Posted by George
It was standing room only at Tuesday’s meeting of the Basic Education Finance Task Force. As the Task Force bears down on the work of designing a better, more ample funding plan for schools, the room is filling with advocates, educators, print reporters and TVW. Soon we’re going to need a bigger room.
Most school advocates were encouraged by the sense that the Task Force is finally grappling with the rude question of what should be included in the cost of basic education. There were no academic discussions or presentations by visitors from out-of-state, just our own officials wrestling with the situation on the ground here in Washington.
Steve Aos, with the Washington Institute for Public Policy, the state agency that is staffing the Task Force, led off with his conclusions from the institute’s two major lines of research on compensation and class size. The state’s teacher salary schedule, which stretches incremental pay increases over 16 years, does not align well with the research that shows that the biggest gains in teacher effectiveness are in the first six years. A smarter system would aim to reward productivity gains, not simply years of service. On the issue of class size, the evidence is clear that reduced class sizes in grades K-3 matter. Mr. Aos even quantified the return on that investment: 10 to 16 percent over the lifetime of students.
That led to a vigorous discussion among members over the relative value of master degrees and years of experience. Experience won. Chair Dan Grimm was struck by Bremerton Superintendent Bette Hyde’s observation that her teachers all too frequently moved to other districts where they were paid more for the same job. How does that square with the state’s constitutional obligation to provide a “general and uniform” system of public schools?
Next, Rep. Ross Hunter presented his vision for a cost-based model for K-12 funding. He begins with a simple, bold—and unassailable—premise: build the K-12 budget around what kids need to meet the state’s high school graduation requirements. Because the State Board of Education is proposing to raise the minimum requirements so that high school graduates are prepared for college or meaningful employment, he starts there: fully fund 24 core credits, including three years of math and four years of English. At a minimum, this would mean funding six periods of high school instead of five.
Rep. Hunter would have the state build and cost out four model school programs (K-4, 4-5, 6-8 and 9-12) and then write the K-12 budget to fund them. He also proposes the state build and cost out model programs for English Language Learners, free and reduced-price lunch and special education students, programs reasonable people would agree are needed to provide all students with the opportunity to meet the state’s graduation requirements.
Rep. Hunter wants to require the Legislature to make explicit decisions about key cost drivers that are now obscure: class sizes, number of periods per day, and amount of teacher preparation time. He proposed further adjusting the high school model program costs to reflect four kinds of students: typical, struggling, honors and Career and Technical Education. And to avoid descending into the weeds, he imposes on each model school program the one-page rule.
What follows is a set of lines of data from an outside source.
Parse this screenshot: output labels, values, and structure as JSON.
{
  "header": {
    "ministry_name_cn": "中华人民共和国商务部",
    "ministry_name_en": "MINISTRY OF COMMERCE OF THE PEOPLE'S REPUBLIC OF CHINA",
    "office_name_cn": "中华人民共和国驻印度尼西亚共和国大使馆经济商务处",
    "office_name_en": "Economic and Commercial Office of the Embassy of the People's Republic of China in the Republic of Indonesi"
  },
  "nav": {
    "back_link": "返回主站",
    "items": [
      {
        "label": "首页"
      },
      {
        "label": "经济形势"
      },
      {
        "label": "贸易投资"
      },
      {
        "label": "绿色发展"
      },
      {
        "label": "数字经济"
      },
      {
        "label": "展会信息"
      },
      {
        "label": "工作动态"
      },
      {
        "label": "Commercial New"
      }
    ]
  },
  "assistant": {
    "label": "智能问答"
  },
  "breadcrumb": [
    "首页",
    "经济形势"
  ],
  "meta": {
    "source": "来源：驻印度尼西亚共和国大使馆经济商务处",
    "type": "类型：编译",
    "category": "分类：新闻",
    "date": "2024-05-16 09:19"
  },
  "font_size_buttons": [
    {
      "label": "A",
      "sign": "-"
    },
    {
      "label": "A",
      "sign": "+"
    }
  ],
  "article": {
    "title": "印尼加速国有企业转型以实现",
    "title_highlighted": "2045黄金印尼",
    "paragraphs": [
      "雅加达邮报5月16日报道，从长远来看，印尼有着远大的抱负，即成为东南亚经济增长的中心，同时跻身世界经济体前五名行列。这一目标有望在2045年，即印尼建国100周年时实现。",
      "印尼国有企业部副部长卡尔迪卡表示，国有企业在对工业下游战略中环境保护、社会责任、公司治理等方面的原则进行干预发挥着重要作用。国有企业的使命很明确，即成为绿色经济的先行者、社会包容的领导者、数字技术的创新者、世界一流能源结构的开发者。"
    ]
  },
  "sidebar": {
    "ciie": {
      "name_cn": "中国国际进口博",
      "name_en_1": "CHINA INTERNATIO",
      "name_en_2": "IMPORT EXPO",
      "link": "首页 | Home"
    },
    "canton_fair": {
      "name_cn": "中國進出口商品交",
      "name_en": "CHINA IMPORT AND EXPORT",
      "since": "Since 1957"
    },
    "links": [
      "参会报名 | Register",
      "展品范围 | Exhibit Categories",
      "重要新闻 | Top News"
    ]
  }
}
Rep. Hunter wants the state to allocate funding for these model programs as a single block grant, and allow local districts to make actual spending decisions as they think best. To the extent districts choose to spend funds differently than the state allocation model, let them defend those choices to their parents and voters.
Next, Jennifer Priddy, finance guru at the Office of Superintendent of Public Instruction, presented a sobering snapshot of current financing trends in districts. Declining fund balances have become the norm. The bottom line is districts are too reliant on local funds ( levies and I-728 ) that don’t keep up with inflation to support their current staffing levels and salaries. Expect to see more and more districts facing financial insolvency.
Chair Grimm asked, how much of the problem is due to the State’s underfunding of basic education and how much to districts’ own spending decisions? Superintendent Hyde responded that districts are facing a perfect storm. The very year that students must meet the WASL graduation standards, all the superintendents she knows are being forced to make cuts. The responsibility for the problem falls squarely on the State.
Last up was Mary Jean Ryan, chair of the State Board of Education, who made a compelling case for raising graduation standards. Unlike the rest of the modern world, and every previous generation of Americans, today’s students will be less well-educated than their parent’s generation.
Chair Grimm asked, why not let local districts set their own graduation requirements? Ms. Ryan answered, in an increasingly globalized economy where our students need to compete with their peers from all over the world, local standards just don’t work.
Superintendent of Public Instruction Terry Bergeson noted that district superintendents are telling her they can’t imagine how to fund 24 core graduation requirements with current resources. But once the State Board adopts these requirements, it’s hard to imagine how the State can evade responsibility for providing the programs students will need to meet them—which is precisely Rep. Hunter’s point.
Next meeting, stakeholder groups and concerned individuals are invited to make presentations. The League of Education Voters plans to be one of them. Our focus will be ample funding and needed structural reforms.